Spekulaticve: "a public or private" network reads to me, as they also have the power to break into your "private" network. (LAN, VPN Connections...) And if electroniv communication equipment is your computer, they may check it out too ??? Opinions please.
 Amendment H2, Harbour
Known part of three-strikes approach, introduces the concept of cooperation between ISP and producers under the authority of national regulation authorities, written by the French cinema lobby, SACD.
Article 1 – point 20 xx amending Directive 2002/22/EC Article 33 – paragraph 2a (new)
Without prejudice to national rules in conformity with community law promoting cultural and media policy objectives, such as cultural and linguistic diversity and media pluralism, national regulatory authorities and other relevant authorities shall also as far as appropriate promote cooperation between undertakings providing electronic communications networks and/or services and the sectors interested in the protection and promotion of lawful content in electronic communication networks and services. These co-operation mechanisms may also include coordination of the public interest information to be made available as set out in Article 21(4a) and Article 20(2).
La Quadrature du Net has evidence that this amendment was written by SACD: http://www.laquadrature.net/en/privacy-film-industry-pirates-european-law.
 Amendement H3, Harbour
Known part of three-strikes approach, permits intimidation by email and mandates that ISPs costs are paid for by the national regulator, (as is the case for the French draft law on three-strikes approach).
Article 1 – point 12 xx amending Directive 2002/22/EC Article 21 – paragraph 4a (new) Members state shall ensure that national regulatory authorities oblige the undertakings referred in paragraph 4 to distribute public interest information to existing and new subscribers when appropriate. Such information shall be produced by the relevant public authorities in a standardised format and may inter alia cover the following topics : (a) illegal uses of electronic communications services, particularly where it may prejudice respect for the rights and freedoms of others, including infringement of copyright and related rights ; (b) the most common illegal uses of electronic communications services, including copyright infrigement, and their consequences; and (c) means of protection against risks to personal security, privacy and personal data in using electronic communications services. Significant additional costs incurred by an undertaking in complying with these obligations shall be reinbursed by the national regulatory authority.
This amendment forces Internet Access Providers (ISPs) to send notice messages to users when unlawful uses have been detected. The issue is that it doesn't tell who is the sender (private enterprises, national regulatory authorities, judicial authority?).
The difference between point (a) and point (b) should be noted: the first one aims at individual uses (informations on intercepted or detected allegedly infringements) whereas the second one is general (informations on most common cases of unlawful uses of Internet access).
Point (c) is about informations on traffic data processing means without permission for Internet access security reasons, authorized by Commission through amendment H1, K1, and K2.

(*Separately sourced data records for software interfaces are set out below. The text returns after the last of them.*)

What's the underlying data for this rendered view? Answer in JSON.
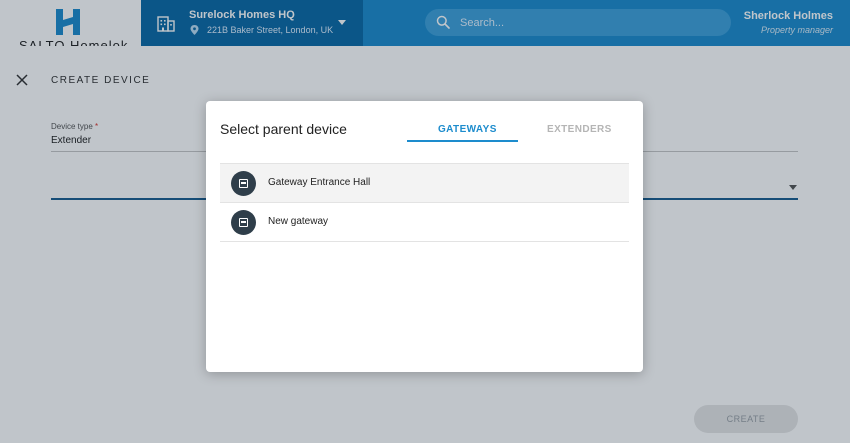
{
  "header": {
    "logo_text": "SALTO Homelok",
    "site_name": "Surelock Homes HQ",
    "site_address": "221B Baker Street, London, UK",
    "search_placeholder": "Search...",
    "user_name": "Sherlock Holmes",
    "user_role": "Property manager"
  },
  "page": {
    "title": "CREATE DEVICE",
    "device_type_label": "Device type",
    "device_type_required": "*",
    "device_type_value": "Extender",
    "create_label": "CREATE"
  },
  "modal": {
    "title": "Select parent device",
    "tabs": [
      {
        "label": "GATEWAYS",
        "active": true
      },
      {
        "label": "EXTENDERS",
        "active": false
      }
    ],
    "devices": [
      {
        "name": "Gateway Entrance Hall",
        "icon": "gateway-icon"
      },
      {
        "name": "New gateway",
        "icon": "gateway-icon"
      }
    ]
  },
  "colors": {
    "primary": "#1d8ccd",
    "site_bar": "#0c6aa6",
    "device_icon": "#2f3e4a"
  }
}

This is the exact description of informations that French government is eager to send to users in the so-called three-strikes approach in order that users install filtering and monitoring means.